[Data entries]
........

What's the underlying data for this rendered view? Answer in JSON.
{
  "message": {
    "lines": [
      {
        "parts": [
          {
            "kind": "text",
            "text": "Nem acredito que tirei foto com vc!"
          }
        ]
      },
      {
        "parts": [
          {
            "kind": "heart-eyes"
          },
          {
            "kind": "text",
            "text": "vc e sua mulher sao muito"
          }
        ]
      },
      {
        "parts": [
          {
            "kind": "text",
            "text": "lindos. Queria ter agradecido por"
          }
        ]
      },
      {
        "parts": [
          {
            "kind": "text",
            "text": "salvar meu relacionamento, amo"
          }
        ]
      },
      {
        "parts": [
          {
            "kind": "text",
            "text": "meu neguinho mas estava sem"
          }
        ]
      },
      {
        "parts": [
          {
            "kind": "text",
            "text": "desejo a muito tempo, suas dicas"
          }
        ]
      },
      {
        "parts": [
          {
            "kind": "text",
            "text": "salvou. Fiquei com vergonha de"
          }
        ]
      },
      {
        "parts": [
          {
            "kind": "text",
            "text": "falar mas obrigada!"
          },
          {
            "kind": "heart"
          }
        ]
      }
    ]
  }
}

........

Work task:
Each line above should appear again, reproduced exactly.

Completed task:
What's the underlying data for this rendered view? Answer in JSON.
{
  "message": {
    "lines": [
      {
        "parts": [
          {
            "kind": "text",
            "text": "Nem acredito que tirei foto com vc!"
          }
        ]
      },
      {
        "parts": [
          {
            "kind": "heart-eyes"
          },
          {
            "kind": "text",
            "text": "vc e sua mulher sao muito"
          }
        ]
      },
      {
        "parts": [
          {
            "kind": "text",
            "text": "lindos. Queria ter agradecido por"
          }
        ]
      },
      {
        "parts": [
          {
            "kind": "text",
            "text": "salvar meu relacionamento, amo"
          }
        ]
      },
      {
        "parts": [
          {
            "kind": "text",
            "text": "meu neguinho mas estava sem"
          }
        ]
      },
      {
        "parts": [
          {
            "kind": "text",
            "text": "desejo a muito tempo, suas dicas"
          }
        ]
      },
      {
        "parts": [
          {
            "kind": "text",
            "text": "salvou. Fiquei com vergonha de"
          }
        ]
      },
      {
        "parts": [
          {
            "kind": "text",
            "text": "falar mas obrigada!"
          },
          {
            "kind": "heart"
          }
        ]
      }
    ]
  }
}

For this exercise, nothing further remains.